Website and app data records
┏━━

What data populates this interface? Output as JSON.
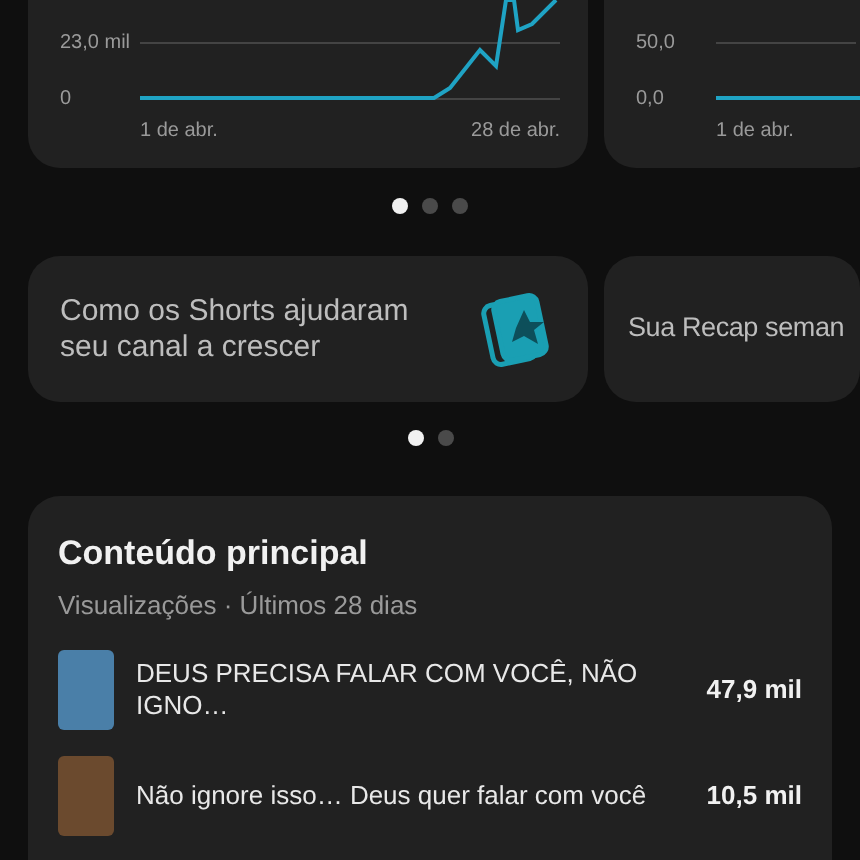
{
  "chart_cards": [
    {
      "kind": "rising",
      "y_ticks": [
        "23,0 mil",
        "0"
      ],
      "x_labels": [
        "1 de abr.",
        "28 de abr."
      ]
    },
    {
      "kind": "flat",
      "y_ticks": [
        "50,0",
        "0,0"
      ],
      "x_labels": [
        "1 de abr."
      ]
    }
  ],
  "chart_pager": [
    {
      "selected": true
    },
    {
      "selected": false
    },
    {
      "selected": false
    }
  ],
  "promo_cards": [
    {
      "kind": "shorts",
      "text": "Como os Shorts ajudaram seu canal a crescer"
    },
    {
      "kind": "plain",
      "text": "Sua Recap seman"
    }
  ],
  "promo_pager": [
    {
      "selected": true
    },
    {
      "selected": false
    }
  ],
  "top_content": {
    "title": "Conteúdo principal",
    "subtitle": "Visualizações · Últimos 28 dias",
    "items": [
      {
        "title": "DEUS PRECISA FALAR COM VOCÊ, NÃO IGNO…",
        "views": "47,9 mil",
        "color": "#4a7fa8"
      },
      {
        "title": "Não ignore isso… Deus quer falar com você",
        "views": "10,5 mil",
        "color": "#6b4a2e"
      }
    ]
  }
}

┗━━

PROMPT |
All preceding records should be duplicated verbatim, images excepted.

RESULT FOR THIS EXERCISE |
What data populates this interface? Output as JSON.
{
  "chart_cards": [
    {
      "kind": "rising",
      "y_ticks": [
        "23,0 mil",
        "0"
      ],
      "x_labels": [
        "1 de abr.",
        "28 de abr."
      ]
    },
    {
      "kind": "flat",
      "y_ticks": [
        "50,0",
        "0,0"
      ],
      "x_labels": [
        "1 de abr."
      ]
    }
  ],
  "chart_pager": [
    {
      "selected": true
    },
    {
      "selected": false
    },
    {
      "selected": false
    }
  ],
  "promo_cards": [
    {
      "kind": "shorts",
      "text": "Como os Shorts ajudaram seu canal a crescer"
    },
    {
      "kind": "plain",
      "text": "Sua Recap seman"
    }
  ],
  "promo_pager": [
    {
      "selected": true
    },
    {
      "selected": false
    }
  ],
  "top_content": {
    "title": "Conteúdo principal",
    "subtitle": "Visualizações · Últimos 28 dias",
    "items": [
      {
        "title": "DEUS PRECISA FALAR COM VOCÊ, NÃO IGNO…",
        "views": "47,9 mil",
        "color": "#4a7fa8"
      },
      {
        "title": "Não ignore isso… Deus quer falar com você",
        "views": "10,5 mil",
        "color": "#6b4a2e"
      }
    ]
  }
}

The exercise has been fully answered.